Data about app and page elements:
::::
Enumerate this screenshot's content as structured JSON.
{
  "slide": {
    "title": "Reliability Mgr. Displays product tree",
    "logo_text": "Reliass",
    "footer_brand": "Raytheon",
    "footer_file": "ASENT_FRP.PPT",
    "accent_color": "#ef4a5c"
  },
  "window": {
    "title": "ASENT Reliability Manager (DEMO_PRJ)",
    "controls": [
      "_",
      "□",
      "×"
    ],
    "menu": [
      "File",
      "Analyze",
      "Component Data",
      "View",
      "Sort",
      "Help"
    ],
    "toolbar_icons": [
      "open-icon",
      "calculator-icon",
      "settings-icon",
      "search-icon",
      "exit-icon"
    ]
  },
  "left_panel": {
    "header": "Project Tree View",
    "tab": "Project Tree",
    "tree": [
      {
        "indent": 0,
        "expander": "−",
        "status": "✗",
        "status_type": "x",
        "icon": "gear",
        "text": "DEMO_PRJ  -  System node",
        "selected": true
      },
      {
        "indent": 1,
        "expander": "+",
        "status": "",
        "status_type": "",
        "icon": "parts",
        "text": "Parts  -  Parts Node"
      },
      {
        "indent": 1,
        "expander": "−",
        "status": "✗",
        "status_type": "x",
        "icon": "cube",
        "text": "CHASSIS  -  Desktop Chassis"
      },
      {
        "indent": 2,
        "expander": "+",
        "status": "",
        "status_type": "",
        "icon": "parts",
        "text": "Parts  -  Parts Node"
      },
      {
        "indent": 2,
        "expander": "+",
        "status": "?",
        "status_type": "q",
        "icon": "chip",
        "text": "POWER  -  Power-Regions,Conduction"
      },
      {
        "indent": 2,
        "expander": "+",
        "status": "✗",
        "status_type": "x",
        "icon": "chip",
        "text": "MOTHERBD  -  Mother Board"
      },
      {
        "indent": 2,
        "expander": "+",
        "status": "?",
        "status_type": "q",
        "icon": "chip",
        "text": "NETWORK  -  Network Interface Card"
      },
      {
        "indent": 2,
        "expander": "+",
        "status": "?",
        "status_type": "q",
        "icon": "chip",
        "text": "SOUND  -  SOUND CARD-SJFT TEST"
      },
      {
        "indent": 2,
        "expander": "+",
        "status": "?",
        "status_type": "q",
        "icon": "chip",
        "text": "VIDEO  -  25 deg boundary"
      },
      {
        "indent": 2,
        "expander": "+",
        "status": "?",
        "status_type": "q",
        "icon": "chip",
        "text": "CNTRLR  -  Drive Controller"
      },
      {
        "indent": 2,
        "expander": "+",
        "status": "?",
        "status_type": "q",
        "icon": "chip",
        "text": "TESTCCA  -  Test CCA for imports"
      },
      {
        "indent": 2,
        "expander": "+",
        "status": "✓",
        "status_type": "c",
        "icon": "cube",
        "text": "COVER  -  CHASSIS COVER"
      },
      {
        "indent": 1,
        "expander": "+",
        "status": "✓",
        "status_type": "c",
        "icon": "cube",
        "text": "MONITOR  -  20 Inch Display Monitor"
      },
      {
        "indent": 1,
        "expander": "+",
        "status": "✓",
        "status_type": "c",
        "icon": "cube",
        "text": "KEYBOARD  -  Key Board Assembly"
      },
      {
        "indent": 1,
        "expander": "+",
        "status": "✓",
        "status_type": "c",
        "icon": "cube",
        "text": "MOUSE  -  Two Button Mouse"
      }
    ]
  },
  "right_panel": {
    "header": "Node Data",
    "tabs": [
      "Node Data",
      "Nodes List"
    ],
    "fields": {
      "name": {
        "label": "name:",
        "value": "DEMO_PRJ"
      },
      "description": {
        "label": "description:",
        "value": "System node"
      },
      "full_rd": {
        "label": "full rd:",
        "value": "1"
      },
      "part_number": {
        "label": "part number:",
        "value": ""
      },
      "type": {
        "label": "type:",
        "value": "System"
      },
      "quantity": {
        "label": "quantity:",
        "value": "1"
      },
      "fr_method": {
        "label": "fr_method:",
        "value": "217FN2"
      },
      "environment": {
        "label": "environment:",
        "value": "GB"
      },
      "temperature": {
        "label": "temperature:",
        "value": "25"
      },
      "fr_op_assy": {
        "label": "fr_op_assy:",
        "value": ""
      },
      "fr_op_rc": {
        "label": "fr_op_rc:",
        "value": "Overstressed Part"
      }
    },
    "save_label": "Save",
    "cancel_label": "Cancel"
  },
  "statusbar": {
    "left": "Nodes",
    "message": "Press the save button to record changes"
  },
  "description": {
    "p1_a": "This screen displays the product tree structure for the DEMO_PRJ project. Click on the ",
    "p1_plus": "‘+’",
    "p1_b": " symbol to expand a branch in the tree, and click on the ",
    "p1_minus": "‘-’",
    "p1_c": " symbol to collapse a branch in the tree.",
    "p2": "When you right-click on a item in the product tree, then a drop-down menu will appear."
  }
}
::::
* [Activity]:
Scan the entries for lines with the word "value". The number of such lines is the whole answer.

* [Solution for this task]:
11